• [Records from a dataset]
=====
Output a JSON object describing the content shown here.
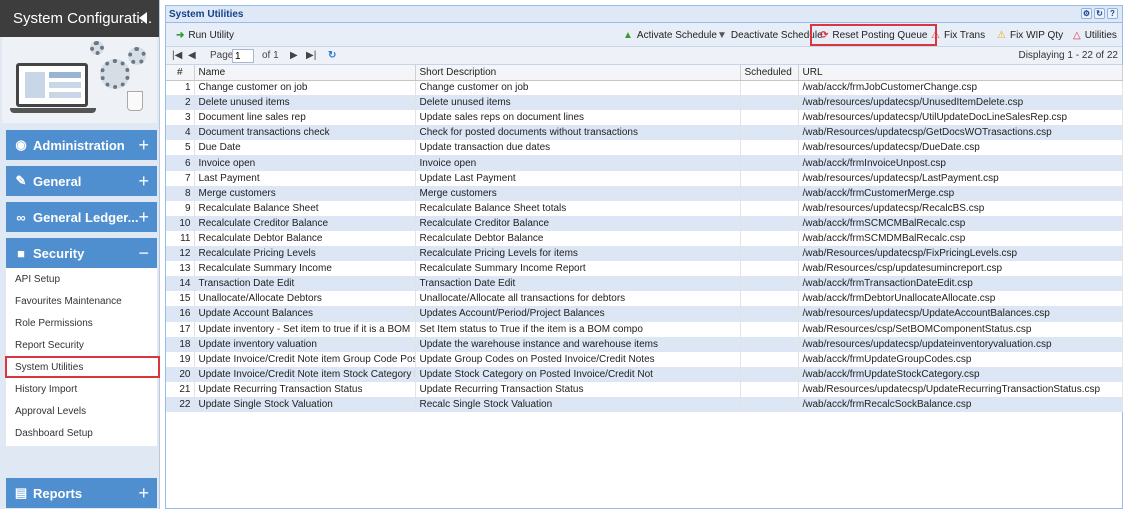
{
  "sidebar": {
    "title": "System Configurati...",
    "sections": {
      "administration": "Administration",
      "general": "General",
      "general_ledger": "General Ledger...",
      "security": "Security",
      "reports": "Reports"
    },
    "security_items": [
      "API Setup",
      "Favourites Maintenance",
      "Role Permissions",
      "Report Security",
      "System Utilities",
      "History Import",
      "Approval Levels",
      "Dashboard Setup"
    ]
  },
  "panel": {
    "title": "System Utilities"
  },
  "toolbar": {
    "run_utility": "Run Utility",
    "activate_schedule": "Activate Schedule",
    "deactivate_schedule": "Deactivate Schedule",
    "reset_posting_queue": "Reset Posting Queue",
    "fix_trans": "Fix Trans",
    "fix_wip_qty": "Fix WIP Qty",
    "utilities": "Utilities"
  },
  "pager": {
    "page_label": "Page",
    "page_value": "1",
    "of_label": "of 1",
    "displaying": "Displaying 1 - 22 of 22"
  },
  "grid": {
    "headers": {
      "num": "#",
      "name": "Name",
      "desc": "Short Description",
      "scheduled": "Scheduled",
      "url": "URL"
    },
    "rows": [
      {
        "n": "1",
        "name": "Change customer on job",
        "desc": "Change customer on job",
        "url": "/wab/acck/frmJobCustomerChange.csp"
      },
      {
        "n": "2",
        "name": "Delete unused items",
        "desc": "Delete unused items",
        "url": "/wab/resources/updatecsp/UnusedItemDelete.csp"
      },
      {
        "n": "3",
        "name": "Document line sales rep",
        "desc": "Update sales reps on document lines",
        "url": "/wab/resources/updatecsp/UtilUpdateDocLineSalesRep.csp"
      },
      {
        "n": "4",
        "name": "Document transactions check",
        "desc": "Check for posted documents without transactions",
        "url": "/wab/Resources/updatecsp/GetDocsWOTrasactions.csp"
      },
      {
        "n": "5",
        "name": "Due Date",
        "desc": "Update transaction due dates",
        "url": "/wab/resources/updatecsp/DueDate.csp"
      },
      {
        "n": "6",
        "name": "Invoice open",
        "desc": "Invoice open",
        "url": "/wab/acck/frmInvoiceUnpost.csp"
      },
      {
        "n": "7",
        "name": "Last Payment",
        "desc": "Update Last Payment",
        "url": "/wab/resources/updatecsp/LastPayment.csp"
      },
      {
        "n": "8",
        "name": "Merge customers",
        "desc": "Merge customers",
        "url": "/wab/acck/frmCustomerMerge.csp"
      },
      {
        "n": "9",
        "name": "Recalculate Balance Sheet",
        "desc": "Recalculate Balance Sheet totals",
        "url": "/wab/resources/updatecsp/RecalcBS.csp"
      },
      {
        "n": "10",
        "name": "Recalculate Creditor Balance",
        "desc": "Recalculate Creditor Balance",
        "url": "/wab/acck/frmSCMCMBalRecalc.csp"
      },
      {
        "n": "11",
        "name": "Recalculate Debtor Balance",
        "desc": "Recalculate Debtor Balance",
        "url": "/wab/acck/frmSCMDMBalRecalc.csp"
      },
      {
        "n": "12",
        "name": "Recalculate Pricing Levels",
        "desc": "Recalculate Pricing Levels for items",
        "url": "/wab/Resources/updatecsp/FixPricingLevels.csp"
      },
      {
        "n": "13",
        "name": "Recalculate Summary Income",
        "desc": "Recalculate Summary Income Report",
        "url": "/wab/Resources/csp/updatesumincreport.csp"
      },
      {
        "n": "14",
        "name": "Transaction Date Edit",
        "desc": "Transaction Date Edit",
        "url": "/wab/acck/frmTransactionDateEdit.csp"
      },
      {
        "n": "15",
        "name": "Unallocate/Allocate Debtors",
        "desc": "Unallocate/Allocate all transactions for debtors",
        "url": "/wab/acck/frmDebtorUnallocateAllocate.csp"
      },
      {
        "n": "16",
        "name": "Update Account Balances",
        "desc": "Updates Account/Period/Project Balances",
        "url": "/wab/resources/updatecsp/UpdateAccountBalances.csp"
      },
      {
        "n": "17",
        "name": "Update inventory - Set item to true if it is a BOM",
        "desc": "Set Item status to True if the item is a BOM compo",
        "url": "/wab/Resources/csp/SetBOMComponentStatus.csp"
      },
      {
        "n": "18",
        "name": "Update inventory valuation",
        "desc": "Update the warehouse instance and warehouse items",
        "url": "/wab/resources/updatecsp/updateinventoryvaluation.csp"
      },
      {
        "n": "19",
        "name": "Update Invoice/Credit Note item Group Code Posting",
        "desc": "Update Group Codes on Posted Invoice/Credit Notes",
        "url": "/wab/acck/frmUpdateGroupCodes.csp"
      },
      {
        "n": "20",
        "name": "Update Invoice/Credit Note item Stock Category Pos",
        "desc": "Update Stock Category on Posted Invoice/Credit Not",
        "url": "/wab/acck/frmUpdateStockCategory.csp"
      },
      {
        "n": "21",
        "name": "Update Recurring Transaction Status",
        "desc": "Update Recurring Transaction Status",
        "url": "/wab/Resources/updatecsp/UpdateRecurringTransactionStatus.csp"
      },
      {
        "n": "22",
        "name": "Update Single Stock Valuation",
        "desc": "Recalc Single Stock Valuation",
        "url": "/wab/acck/frmRecalcSockBalance.csp"
      }
    ]
  },
  "colors": {
    "nav_blue": "#4f8fcf",
    "highlight_red": "#d9363e",
    "row_alt": "#dce6f4",
    "header_dark": "#3d3d3d"
  }
}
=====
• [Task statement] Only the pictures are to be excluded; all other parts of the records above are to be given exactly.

• [The completed task]
Output a JSON object describing the content shown here.
{
  "sidebar": {
    "title": "System Configurati...",
    "sections": {
      "administration": "Administration",
      "general": "General",
      "general_ledger": "General Ledger...",
      "security": "Security",
      "reports": "Reports"
    },
    "security_items": [
      "API Setup",
      "Favourites Maintenance",
      "Role Permissions",
      "Report Security",
      "System Utilities",
      "History Import",
      "Approval Levels",
      "Dashboard Setup"
    ]
  },
  "panel": {
    "title": "System Utilities"
  },
  "toolbar": {
    "run_utility": "Run Utility",
    "activate_schedule": "Activate Schedule",
    "deactivate_schedule": "Deactivate Schedule",
    "reset_posting_queue": "Reset Posting Queue",
    "fix_trans": "Fix Trans",
    "fix_wip_qty": "Fix WIP Qty",
    "utilities": "Utilities"
  },
  "pager": {
    "page_label": "Page",
    "page_value": "1",
    "of_label": "of 1",
    "displaying": "Displaying 1 - 22 of 22"
  },
  "grid": {
    "headers": {
      "num": "#",
      "name": "Name",
      "desc": "Short Description",
      "scheduled": "Scheduled",
      "url": "URL"
    },
    "rows": [
      {
        "n": "1",
        "name": "Change customer on job",
        "desc": "Change customer on job",
        "url": "/wab/acck/frmJobCustomerChange.csp"
      },
      {
        "n": "2",
        "name": "Delete unused items",
        "desc": "Delete unused items",
        "url": "/wab/resources/updatecsp/UnusedItemDelete.csp"
      },
      {
        "n": "3",
        "name": "Document line sales rep",
        "desc": "Update sales reps on document lines",
        "url": "/wab/resources/updatecsp/UtilUpdateDocLineSalesRep.csp"
      },
      {
        "n": "4",
        "name": "Document transactions check",
        "desc": "Check for posted documents without transactions",
        "url": "/wab/Resources/updatecsp/GetDocsWOTrasactions.csp"
      },
      {
        "n": "5",
        "name": "Due Date",
        "desc": "Update transaction due dates",
        "url": "/wab/resources/updatecsp/DueDate.csp"
      },
      {
        "n": "6",
        "name": "Invoice open",
        "desc": "Invoice open",
        "url": "/wab/acck/frmInvoiceUnpost.csp"
      },
      {
        "n": "7",
        "name": "Last Payment",
        "desc": "Update Last Payment",
        "url": "/wab/resources/updatecsp/LastPayment.csp"
      },
      {
        "n": "8",
        "name": "Merge customers",
        "desc": "Merge customers",
        "url": "/wab/acck/frmCustomerMerge.csp"
      },
      {
        "n": "9",
        "name": "Recalculate Balance Sheet",
        "desc": "Recalculate Balance Sheet totals",
        "url": "/wab/resources/updatecsp/RecalcBS.csp"
      },
      {
        "n": "10",
        "name": "Recalculate Creditor Balance",
        "desc": "Recalculate Creditor Balance",
        "url": "/wab/acck/frmSCMCMBalRecalc.csp"
      },
      {
        "n": "11",
        "name": "Recalculate Debtor Balance",
        "desc": "Recalculate Debtor Balance",
        "url": "/wab/acck/frmSCMDMBalRecalc.csp"
      },
      {
        "n": "12",
        "name": "Recalculate Pricing Levels",
        "desc": "Recalculate Pricing Levels for items",
        "url": "/wab/Resources/updatecsp/FixPricingLevels.csp"
      },
      {
        "n": "13",
        "name": "Recalculate Summary Income",
        "desc": "Recalculate Summary Income Report",
        "url": "/wab/Resources/csp/updatesumincreport.csp"
      },
      {
        "n": "14",
        "name": "Transaction Date Edit",
        "desc": "Transaction Date Edit",
        "url": "/wab/acck/frmTransactionDateEdit.csp"
      },
      {
        "n": "15",
        "name": "Unallocate/Allocate Debtors",
        "desc": "Unallocate/Allocate all transactions for debtors",
        "url": "/wab/acck/frmDebtorUnallocateAllocate.csp"
      },
      {
        "n": "16",
        "name": "Update Account Balances",
        "desc": "Updates Account/Period/Project Balances",
        "url": "/wab/resources/updatecsp/UpdateAccountBalances.csp"
      },
      {
        "n": "17",
        "name": "Update inventory - Set item to true if it is a BOM",
        "desc": "Set Item status to True if the item is a BOM compo",
        "url": "/wab/Resources/csp/SetBOMComponentStatus.csp"
      },
      {
        "n": "18",
        "name": "Update inventory valuation",
        "desc": "Update the warehouse instance and warehouse items",
        "url": "/wab/resources/updatecsp/updateinventoryvaluation.csp"
      },
      {
        "n": "19",
        "name": "Update Invoice/Credit Note item Group Code Posting",
        "desc": "Update Group Codes on Posted Invoice/Credit Notes",
        "url": "/wab/acck/frmUpdateGroupCodes.csp"
      },
      {
        "n": "20",
        "name": "Update Invoice/Credit Note item Stock Category Pos",
        "desc": "Update Stock Category on Posted Invoice/Credit Not",
        "url": "/wab/acck/frmUpdateStockCategory.csp"
      },
      {
        "n": "21",
        "name": "Update Recurring Transaction Status",
        "desc": "Update Recurring Transaction Status",
        "url": "/wab/Resources/updatecsp/UpdateRecurringTransactionStatus.csp"
      },
      {
        "n": "22",
        "name": "Update Single Stock Valuation",
        "desc": "Recalc Single Stock Valuation",
        "url": "/wab/acck/frmRecalcSockBalance.csp"
      }
    ]
  },
  "colors": {
    "nav_blue": "#4f8fcf",
    "highlight_red": "#d9363e",
    "row_alt": "#dce6f4",
    "header_dark": "#3d3d3d"
  }
}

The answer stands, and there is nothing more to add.